As you receive this newsletter, the winter feeding system will likely already be upon us. For those of you who have not yet contracted supplemental feed resources or all your yearly supplemental feed needs, a few things to consider as you do:
- I encourage you to objectively assess your pasture/hay conditions as part of your supplemental feeding program. The summer drought was difficult to say the least, but the Lord has blessed many of us with fall rains and warmer than usual temps, so depending upon your specific management, you may have more pasture available now than at any point during the growing season. Experience should tell us the long-lasting impact of a major drought can be even more detrimental than the drought itself. Although some may think, “too little, too late,” pasture management should continue to be a priority, especially if native perennial pasture is a major component of the forage base. If not able to insulate itself, winter kill is a definite concern for most forage species, which, if this occurs, will greatly shift forage availability and species for the upcoming spring/summer. If possible, defer short pasture – especially native – less than 4-5 inches as long as you can, even if it means starting the feeding season early and/or purchasing additional roughage (hay, silage, cotton burs, etc.). In these situations, money spent now on feed resources will most likely be offset with less input costs (i.e. fertilizer, herbicide, seed, etc.) and more sustained pasture in the years to come.
- Keep in mind animal nutrient requirements are primarily related to age and stage of production. For older cows with young calves, grazing short pasture is a recipe that will bake poor conception rates into next year in the form of open- or later-calving cows. Producers who make it out of this drought to produce another day will have planned for it and managed through it. Understanding how animal requirements change through the feeding season is part of this prudent management. Protein and energy are both common and key nutrients to supplement during the winter, but have varying effects on forage intake. In years that forage/hay is not as limited, it may not be as important. But please know: supplementing a high-protein feedstuff will drive forage/hay intake and, if these resources are limited, could emphasize an already problematic situation. It might be worth a visit with your feed rep and/or a trusted individual to determine which feedstuffs are right for your situation this year.

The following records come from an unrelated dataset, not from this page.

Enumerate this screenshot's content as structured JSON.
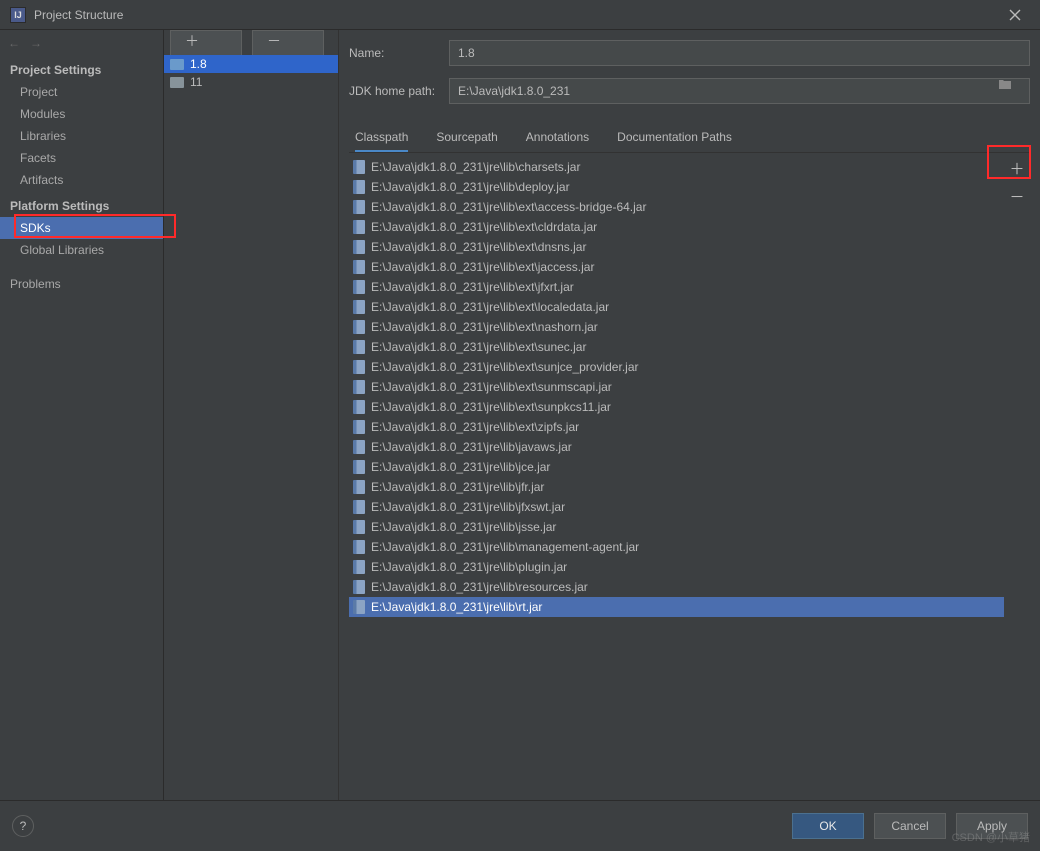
{
  "window": {
    "title": "Project Structure"
  },
  "sidebar": {
    "project_settings_header": "Project Settings",
    "project": "Project",
    "modules": "Modules",
    "libraries": "Libraries",
    "facets": "Facets",
    "artifacts": "Artifacts",
    "platform_settings_header": "Platform Settings",
    "sdks": "SDKs",
    "global_libraries": "Global Libraries",
    "problems": "Problems"
  },
  "sdk_list": {
    "items": [
      {
        "label": "1.8",
        "selected": true
      },
      {
        "label": "11",
        "selected": false
      }
    ]
  },
  "form": {
    "name_label": "Name:",
    "name_value": "1.8",
    "jdk_path_label": "JDK home path:",
    "jdk_path_value": "E:\\Java\\jdk1.8.0_231"
  },
  "tabs": {
    "classpath": "Classpath",
    "sourcepath": "Sourcepath",
    "annotations": "Annotations",
    "docpaths": "Documentation Paths"
  },
  "classpath": {
    "items": [
      "E:\\Java\\jdk1.8.0_231\\jre\\lib\\charsets.jar",
      "E:\\Java\\jdk1.8.0_231\\jre\\lib\\deploy.jar",
      "E:\\Java\\jdk1.8.0_231\\jre\\lib\\ext\\access-bridge-64.jar",
      "E:\\Java\\jdk1.8.0_231\\jre\\lib\\ext\\cldrdata.jar",
      "E:\\Java\\jdk1.8.0_231\\jre\\lib\\ext\\dnsns.jar",
      "E:\\Java\\jdk1.8.0_231\\jre\\lib\\ext\\jaccess.jar",
      "E:\\Java\\jdk1.8.0_231\\jre\\lib\\ext\\jfxrt.jar",
      "E:\\Java\\jdk1.8.0_231\\jre\\lib\\ext\\localedata.jar",
      "E:\\Java\\jdk1.8.0_231\\jre\\lib\\ext\\nashorn.jar",
      "E:\\Java\\jdk1.8.0_231\\jre\\lib\\ext\\sunec.jar",
      "E:\\Java\\jdk1.8.0_231\\jre\\lib\\ext\\sunjce_provider.jar",
      "E:\\Java\\jdk1.8.0_231\\jre\\lib\\ext\\sunmscapi.jar",
      "E:\\Java\\jdk1.8.0_231\\jre\\lib\\ext\\sunpkcs11.jar",
      "E:\\Java\\jdk1.8.0_231\\jre\\lib\\ext\\zipfs.jar",
      "E:\\Java\\jdk1.8.0_231\\jre\\lib\\javaws.jar",
      "E:\\Java\\jdk1.8.0_231\\jre\\lib\\jce.jar",
      "E:\\Java\\jdk1.8.0_231\\jre\\lib\\jfr.jar",
      "E:\\Java\\jdk1.8.0_231\\jre\\lib\\jfxswt.jar",
      "E:\\Java\\jdk1.8.0_231\\jre\\lib\\jsse.jar",
      "E:\\Java\\jdk1.8.0_231\\jre\\lib\\management-agent.jar",
      "E:\\Java\\jdk1.8.0_231\\jre\\lib\\plugin.jar",
      "E:\\Java\\jdk1.8.0_231\\jre\\lib\\resources.jar",
      "E:\\Java\\jdk1.8.0_231\\jre\\lib\\rt.jar"
    ],
    "selected_index": 22
  },
  "footer": {
    "ok": "OK",
    "cancel": "Cancel",
    "apply": "Apply"
  },
  "watermark": "CSDN @小草猪"
}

- Just a few more points to consider:
- If you haven’t already done so, test your hay and balance Points 1 and 2 with the results.
- Keep a well-balanced mineral out at all times. Not just calcium and phosphorus, but micro-minerals, as well.
- Keep in mind that, even though we have been blessed with rain, most of Oklahoma is two weeks from a drought.
- Even though calf prices are good and projected to stay that way for the foreseeable future, we need to have a culling plan ready in the event this drought persists into 2023.